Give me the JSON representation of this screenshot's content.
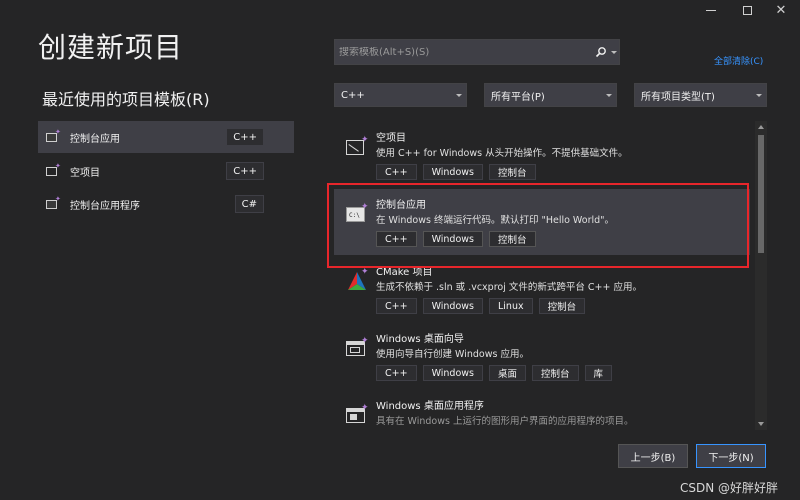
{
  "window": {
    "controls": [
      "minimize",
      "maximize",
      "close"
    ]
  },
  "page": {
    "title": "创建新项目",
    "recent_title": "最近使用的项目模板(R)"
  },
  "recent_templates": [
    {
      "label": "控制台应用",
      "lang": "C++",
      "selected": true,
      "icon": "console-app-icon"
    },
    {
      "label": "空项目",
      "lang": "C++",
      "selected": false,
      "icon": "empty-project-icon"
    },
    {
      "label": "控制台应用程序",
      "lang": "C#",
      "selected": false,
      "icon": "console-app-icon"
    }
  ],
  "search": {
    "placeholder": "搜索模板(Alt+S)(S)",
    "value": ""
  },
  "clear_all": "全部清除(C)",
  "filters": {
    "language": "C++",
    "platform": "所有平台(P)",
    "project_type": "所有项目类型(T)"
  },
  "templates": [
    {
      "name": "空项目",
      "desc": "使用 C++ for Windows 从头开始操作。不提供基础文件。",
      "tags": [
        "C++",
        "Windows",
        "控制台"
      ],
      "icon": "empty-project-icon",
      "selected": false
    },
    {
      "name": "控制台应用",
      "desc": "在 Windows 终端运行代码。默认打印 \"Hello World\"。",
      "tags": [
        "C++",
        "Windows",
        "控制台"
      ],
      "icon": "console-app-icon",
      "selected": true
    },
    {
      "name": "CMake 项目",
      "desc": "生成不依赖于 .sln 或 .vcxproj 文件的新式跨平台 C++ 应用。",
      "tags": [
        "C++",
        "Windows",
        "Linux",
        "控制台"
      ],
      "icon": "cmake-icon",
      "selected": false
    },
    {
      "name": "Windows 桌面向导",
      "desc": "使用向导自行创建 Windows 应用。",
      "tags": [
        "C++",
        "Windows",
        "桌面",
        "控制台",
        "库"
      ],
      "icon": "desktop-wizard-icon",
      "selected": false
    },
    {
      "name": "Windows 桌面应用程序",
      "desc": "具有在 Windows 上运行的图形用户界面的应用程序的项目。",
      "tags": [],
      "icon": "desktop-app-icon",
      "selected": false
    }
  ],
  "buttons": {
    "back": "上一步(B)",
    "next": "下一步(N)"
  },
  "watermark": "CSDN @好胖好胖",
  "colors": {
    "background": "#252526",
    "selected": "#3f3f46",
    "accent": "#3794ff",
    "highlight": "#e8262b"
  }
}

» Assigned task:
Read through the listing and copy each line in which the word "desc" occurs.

» Solution for this exercise:
      "desc": "使用 C++ for Windows 从头开始操作。不提供基础文件。",
      "desc": "在 Windows 终端运行代码。默认打印 \"Hello World\"。",
      "desc": "生成不依赖于 .sln 或 .vcxproj 文件的新式跨平台 C++ 应用。",
      "desc": "使用向导自行创建 Windows 应用。",
      "desc": "具有在 Windows 上运行的图形用户界面的应用程序的项目。",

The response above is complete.